* _Exercise objective_:
Through to the final line, write out the records below exactly, omitting any images they contain.

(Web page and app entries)
Start of Block

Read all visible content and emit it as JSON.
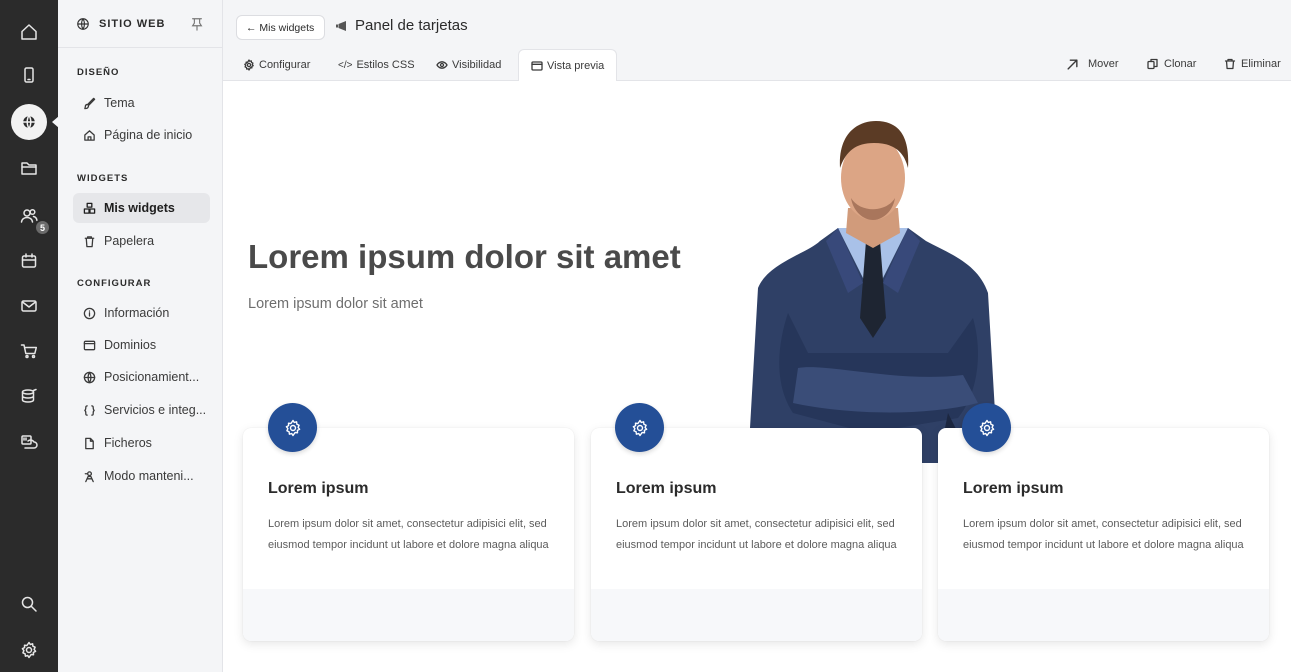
{
  "rail": {
    "items": [
      {
        "name": "home-icon"
      },
      {
        "name": "mobile-icon"
      },
      {
        "name": "globe-icon",
        "active": true
      },
      {
        "name": "folder-icon"
      },
      {
        "name": "users-icon",
        "badge": "5"
      },
      {
        "name": "calendar-icon"
      },
      {
        "name": "mail-icon"
      },
      {
        "name": "cart-icon"
      },
      {
        "name": "database-icon"
      },
      {
        "name": "cloud-icon"
      },
      {
        "name": "search-icon"
      },
      {
        "name": "gear-icon"
      }
    ]
  },
  "sidebar": {
    "header_title": "SITIO WEB",
    "sections": {
      "design": "DISEÑO",
      "widgets": "WIDGETS",
      "configure": "CONFIGURAR"
    },
    "items": {
      "theme": "Tema",
      "home_page": "Página de inicio",
      "my_widgets": "Mis widgets",
      "trash": "Papelera",
      "information": "Información",
      "domains": "Dominios",
      "seo": "Posicionamient...",
      "services": "Servicios e integ...",
      "files": "Ficheros",
      "maintenance": "Modo manteni..."
    }
  },
  "topbar": {
    "back_label": "← Mis widgets",
    "panel_title": "Panel de tarjetas",
    "tabs": {
      "configure": "Configurar",
      "css": "Estilos CSS",
      "visibility": "Visibilidad",
      "preview": "Vista previa"
    },
    "actions": {
      "move": "Mover",
      "clone": "Clonar",
      "delete": "Eliminar"
    }
  },
  "preview": {
    "hero_title": "Lorem ipsum dolor sit amet",
    "hero_subtitle": "Lorem ipsum dolor sit amet",
    "accent_color": "#244f97",
    "cards": [
      {
        "title": "Lorem ipsum",
        "text": "Lorem ipsum dolor sit amet, consectetur adipisici elit, sed eiusmod tempor incidunt ut labore et dolore magna aliqua"
      },
      {
        "title": "Lorem ipsum",
        "text": "Lorem ipsum dolor sit amet, consectetur adipisici elit, sed eiusmod tempor incidunt ut labore et dolore magna aliqua"
      },
      {
        "title": "Lorem ipsum",
        "text": "Lorem ipsum dolor sit amet, consectetur adipisici elit, sed eiusmod tempor incidunt ut labore et dolore magna aliqua"
      }
    ]
  }
}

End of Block

* _Exercise output_:
Read all visible content and emit it as JSON.
{
  "rail": {
    "items": [
      {
        "name": "home-icon"
      },
      {
        "name": "mobile-icon"
      },
      {
        "name": "globe-icon",
        "active": true
      },
      {
        "name": "folder-icon"
      },
      {
        "name": "users-icon",
        "badge": "5"
      },
      {
        "name": "calendar-icon"
      },
      {
        "name": "mail-icon"
      },
      {
        "name": "cart-icon"
      },
      {
        "name": "database-icon"
      },
      {
        "name": "cloud-icon"
      },
      {
        "name": "search-icon"
      },
      {
        "name": "gear-icon"
      }
    ]
  },
  "sidebar": {
    "header_title": "SITIO WEB",
    "sections": {
      "design": "DISEÑO",
      "widgets": "WIDGETS",
      "configure": "CONFIGURAR"
    },
    "items": {
      "theme": "Tema",
      "home_page": "Página de inicio",
      "my_widgets": "Mis widgets",
      "trash": "Papelera",
      "information": "Información",
      "domains": "Dominios",
      "seo": "Posicionamient...",
      "services": "Servicios e integ...",
      "files": "Ficheros",
      "maintenance": "Modo manteni..."
    }
  },
  "topbar": {
    "back_label": "← Mis widgets",
    "panel_title": "Panel de tarjetas",
    "tabs": {
      "configure": "Configurar",
      "css": "Estilos CSS",
      "visibility": "Visibilidad",
      "preview": "Vista previa"
    },
    "actions": {
      "move": "Mover",
      "clone": "Clonar",
      "delete": "Eliminar"
    }
  },
  "preview": {
    "hero_title": "Lorem ipsum dolor sit amet",
    "hero_subtitle": "Lorem ipsum dolor sit amet",
    "accent_color": "#244f97",
    "cards": [
      {
        "title": "Lorem ipsum",
        "text": "Lorem ipsum dolor sit amet, consectetur adipisici elit, sed eiusmod tempor incidunt ut labore et dolore magna aliqua"
      },
      {
        "title": "Lorem ipsum",
        "text": "Lorem ipsum dolor sit amet, consectetur adipisici elit, sed eiusmod tempor incidunt ut labore et dolore magna aliqua"
      },
      {
        "title": "Lorem ipsum",
        "text": "Lorem ipsum dolor sit amet, consectetur adipisici elit, sed eiusmod tempor incidunt ut labore et dolore magna aliqua"
      }
    ]
  }
}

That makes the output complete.